Police, Fire and Crime Commissioner Julia Mulligan spoke out after the police inspectorate yesterday warned that forces were being left to pick up the pieces of a “broken” mental health system.
The NHS-funded facilities, called Section 136 suites, are used to house people detained by the police under the Mental Health Act to prevent them having to go into cells.
But of four centres opened across North Yorkshire since 2012, one is closing, another has halved its capacity and a third is under threat of closure, Mrs Mulligan claimed.
She said she was “extremely concerned” at the situation and had written to Ministers.

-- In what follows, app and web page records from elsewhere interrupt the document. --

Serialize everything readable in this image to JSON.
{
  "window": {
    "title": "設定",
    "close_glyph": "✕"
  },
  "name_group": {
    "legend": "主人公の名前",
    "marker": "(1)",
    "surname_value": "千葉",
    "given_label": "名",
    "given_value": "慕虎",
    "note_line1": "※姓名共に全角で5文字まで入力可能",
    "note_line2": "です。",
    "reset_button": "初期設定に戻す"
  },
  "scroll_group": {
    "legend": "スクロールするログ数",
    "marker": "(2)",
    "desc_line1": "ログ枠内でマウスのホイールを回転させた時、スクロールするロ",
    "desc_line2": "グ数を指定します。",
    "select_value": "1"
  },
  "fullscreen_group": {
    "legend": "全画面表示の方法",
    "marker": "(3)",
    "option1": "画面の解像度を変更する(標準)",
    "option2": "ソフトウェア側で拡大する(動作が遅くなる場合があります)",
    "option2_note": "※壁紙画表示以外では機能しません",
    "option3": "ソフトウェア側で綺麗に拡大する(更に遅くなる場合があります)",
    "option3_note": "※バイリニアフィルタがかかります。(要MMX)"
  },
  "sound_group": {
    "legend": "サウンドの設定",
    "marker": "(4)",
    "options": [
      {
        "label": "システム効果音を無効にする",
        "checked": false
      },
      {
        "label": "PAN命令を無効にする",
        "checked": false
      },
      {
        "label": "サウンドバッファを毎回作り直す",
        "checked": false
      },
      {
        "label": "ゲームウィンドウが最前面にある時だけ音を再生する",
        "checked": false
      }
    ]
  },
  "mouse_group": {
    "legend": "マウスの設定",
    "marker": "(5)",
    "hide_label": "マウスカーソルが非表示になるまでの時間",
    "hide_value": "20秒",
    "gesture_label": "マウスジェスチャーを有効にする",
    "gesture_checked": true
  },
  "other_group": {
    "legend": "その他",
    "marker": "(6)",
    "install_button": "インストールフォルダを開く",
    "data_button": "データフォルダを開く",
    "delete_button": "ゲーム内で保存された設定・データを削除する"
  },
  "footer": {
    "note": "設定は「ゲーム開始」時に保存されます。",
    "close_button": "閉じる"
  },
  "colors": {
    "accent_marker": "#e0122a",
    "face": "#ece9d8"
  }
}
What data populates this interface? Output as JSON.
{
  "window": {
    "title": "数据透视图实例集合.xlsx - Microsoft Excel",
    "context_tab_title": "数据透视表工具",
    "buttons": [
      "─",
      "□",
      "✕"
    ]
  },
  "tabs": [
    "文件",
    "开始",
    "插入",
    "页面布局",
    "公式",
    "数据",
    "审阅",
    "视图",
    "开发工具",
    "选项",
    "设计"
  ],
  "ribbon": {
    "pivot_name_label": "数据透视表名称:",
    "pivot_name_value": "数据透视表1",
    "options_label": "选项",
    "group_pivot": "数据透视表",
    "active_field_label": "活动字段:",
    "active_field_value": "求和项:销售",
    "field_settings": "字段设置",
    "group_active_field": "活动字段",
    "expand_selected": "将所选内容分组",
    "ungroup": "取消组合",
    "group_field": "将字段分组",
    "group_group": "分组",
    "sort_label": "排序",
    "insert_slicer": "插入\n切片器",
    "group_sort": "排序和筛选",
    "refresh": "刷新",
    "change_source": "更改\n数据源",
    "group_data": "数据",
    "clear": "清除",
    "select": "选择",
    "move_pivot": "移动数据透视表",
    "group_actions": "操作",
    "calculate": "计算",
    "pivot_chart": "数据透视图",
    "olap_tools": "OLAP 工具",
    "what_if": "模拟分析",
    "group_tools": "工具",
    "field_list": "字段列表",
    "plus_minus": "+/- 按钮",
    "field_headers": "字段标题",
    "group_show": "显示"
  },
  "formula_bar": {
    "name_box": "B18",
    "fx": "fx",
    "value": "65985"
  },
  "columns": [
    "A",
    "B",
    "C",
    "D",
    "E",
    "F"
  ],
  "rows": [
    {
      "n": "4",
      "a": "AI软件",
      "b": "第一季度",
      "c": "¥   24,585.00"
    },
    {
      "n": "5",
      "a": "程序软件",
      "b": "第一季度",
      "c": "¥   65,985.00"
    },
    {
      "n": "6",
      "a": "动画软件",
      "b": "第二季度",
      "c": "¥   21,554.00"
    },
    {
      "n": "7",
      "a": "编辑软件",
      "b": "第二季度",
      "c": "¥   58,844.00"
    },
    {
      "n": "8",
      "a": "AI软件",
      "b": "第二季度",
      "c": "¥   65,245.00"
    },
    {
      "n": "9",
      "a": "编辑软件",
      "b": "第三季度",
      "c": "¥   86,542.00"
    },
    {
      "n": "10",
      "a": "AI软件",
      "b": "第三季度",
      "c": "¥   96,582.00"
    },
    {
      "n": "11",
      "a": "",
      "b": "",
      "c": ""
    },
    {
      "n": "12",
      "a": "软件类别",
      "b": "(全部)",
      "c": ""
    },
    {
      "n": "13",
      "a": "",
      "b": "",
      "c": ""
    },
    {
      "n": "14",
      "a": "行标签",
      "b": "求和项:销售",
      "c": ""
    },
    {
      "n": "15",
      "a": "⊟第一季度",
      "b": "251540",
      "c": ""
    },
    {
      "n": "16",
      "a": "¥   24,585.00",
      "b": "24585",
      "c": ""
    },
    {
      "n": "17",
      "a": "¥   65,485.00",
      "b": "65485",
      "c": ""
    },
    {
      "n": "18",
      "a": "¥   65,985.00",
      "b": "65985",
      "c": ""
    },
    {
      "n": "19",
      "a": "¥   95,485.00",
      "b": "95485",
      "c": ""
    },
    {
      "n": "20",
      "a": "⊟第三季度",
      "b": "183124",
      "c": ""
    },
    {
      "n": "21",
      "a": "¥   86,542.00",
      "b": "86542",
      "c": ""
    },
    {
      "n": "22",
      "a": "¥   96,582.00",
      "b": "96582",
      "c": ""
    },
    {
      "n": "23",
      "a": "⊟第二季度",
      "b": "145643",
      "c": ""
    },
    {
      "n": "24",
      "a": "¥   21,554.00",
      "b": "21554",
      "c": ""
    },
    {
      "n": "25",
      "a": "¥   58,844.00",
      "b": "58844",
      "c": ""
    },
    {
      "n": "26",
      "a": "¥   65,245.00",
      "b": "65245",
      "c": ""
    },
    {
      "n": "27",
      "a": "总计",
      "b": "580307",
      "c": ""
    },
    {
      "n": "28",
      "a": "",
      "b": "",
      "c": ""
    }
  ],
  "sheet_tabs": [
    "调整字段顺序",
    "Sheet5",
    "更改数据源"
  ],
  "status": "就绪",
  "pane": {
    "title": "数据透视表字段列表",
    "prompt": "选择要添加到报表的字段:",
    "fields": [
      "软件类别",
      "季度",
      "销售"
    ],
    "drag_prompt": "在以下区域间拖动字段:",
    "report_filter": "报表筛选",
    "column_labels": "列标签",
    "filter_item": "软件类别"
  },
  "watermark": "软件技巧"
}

She said: “When I first came into post six years ago, North Yorkshire was the only area in the country to have no specialist health-based places of safety.
“Four were opened – now Northallerton is set to close, Harrogate is under threat and York’s provision has been halved. I cannot square the circle – the Government is committing more money, yet services locally are being seriously cut back.

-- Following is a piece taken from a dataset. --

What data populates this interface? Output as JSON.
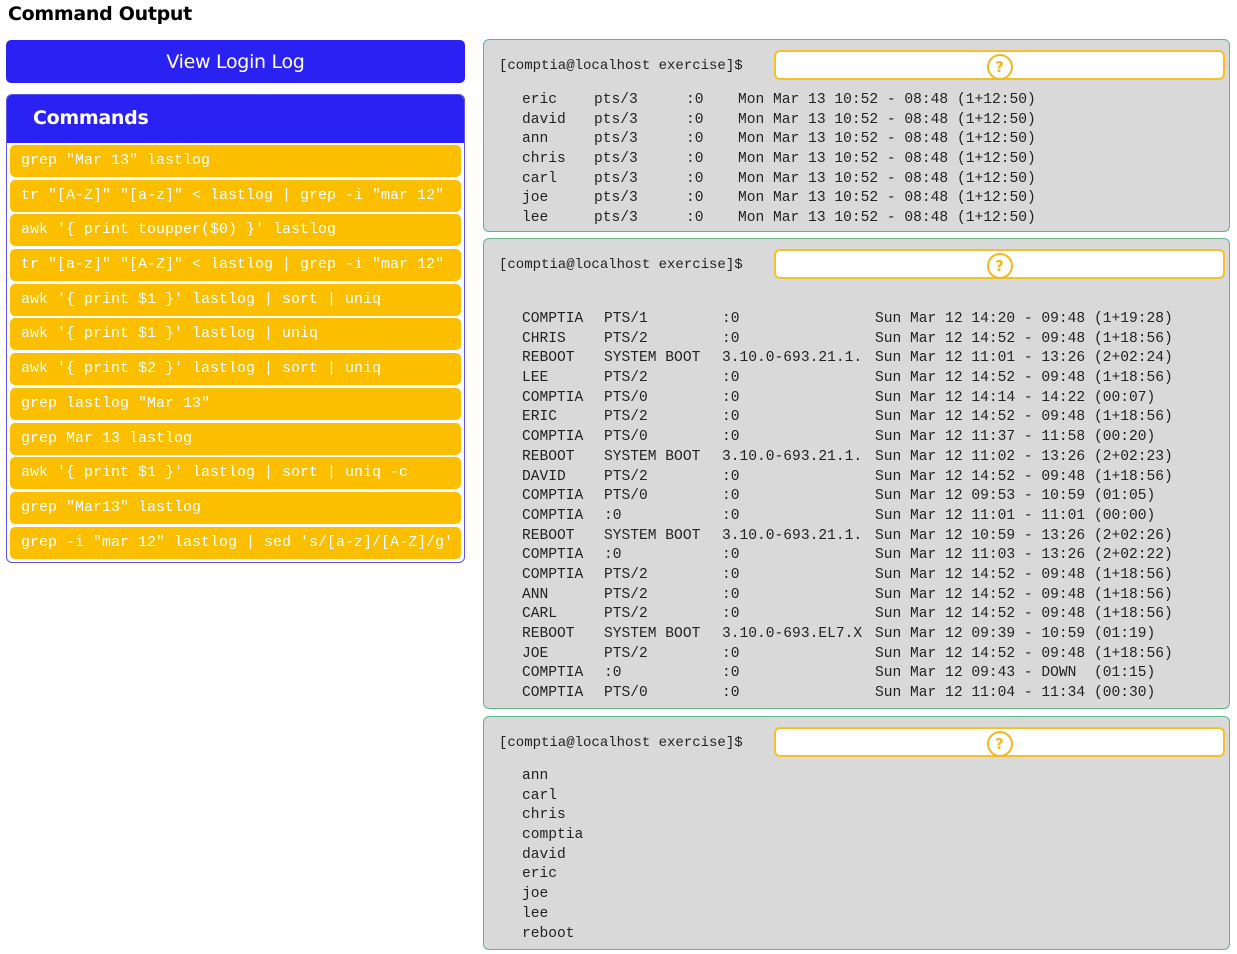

“This issue needs urgent attention and I need real reassurance that plans going forward are sufficient to meet the needs of some of our most vulnerable people.”
Mrs Mulligan, a Conservative, said she noted that the Government had pledged more money to mental health services but said she was “not seeing any demonstrable improvement on the ground”.
The suite at Friarage Hospital in Northallerton will close on January 1, following a consultation by the Hambleton, Richmondshire and Whitby Clinical Commissioning Group (CCG).
A spokeswoman for the NHS Harrogate and Rural District CCG said at present there were "no agreed proposals to close" Harrogate's Section 136 suite.
She said: "We are currently working in partnership with Tees, Esk and Wear Valleys NHS Foundation Trust and engaging with the local community to explore what future community mental health services could look like for the local population.
"As part of this wider engagement we will be engaging with the Police and Crime Commissioner (PCC) on the future model of provision and actively working with the PCC in her role as co-chair of North Yorkshire Crisis Care Concordat."
In York, a facility at the now-closed Bootham Park Hospital has since been replaced by a new suite at Peppermill Court.
However, the NHS Vale of York CCG disputed Mrs Mulligan's claim that the provision had reduced from two beds to one, saying it had always accommodated just one person.
A spokesman said: "Section 136 mental health suite capacity in York, at Peppermill Court, has not been halved.
"The suite has been a one-bed, and therefore one person, facility since it opened and remains so. This facility replaced the one at Bootham Park Hospital, where the CCG commissioned a one bed/one person section 136 mental health suite until the hospital closed in 2015.
"Section 136 mental health suite provision in York has always been for one person and remains so now."
The Government has said it is investing £2bn in mental health services, including community crisis services.
Yesterday, HM Inspector of Constabulary Zoe Billingham warned stretched police forces are responding to tens of thousands of cases that would be
better dealt with by other agencies.
“We cannot expect the police to pick up the pieces of a broken mental health system,” she said.
The warnings come as a new poll reveals a third of teenagers have thought about harming themselves.
The survey, conducted by the charity Addaction, found that 33 per cent of young people aged 13 to 17 had thought about self-harm. This includes 6.1 per cent who think about it “all or most of the time”.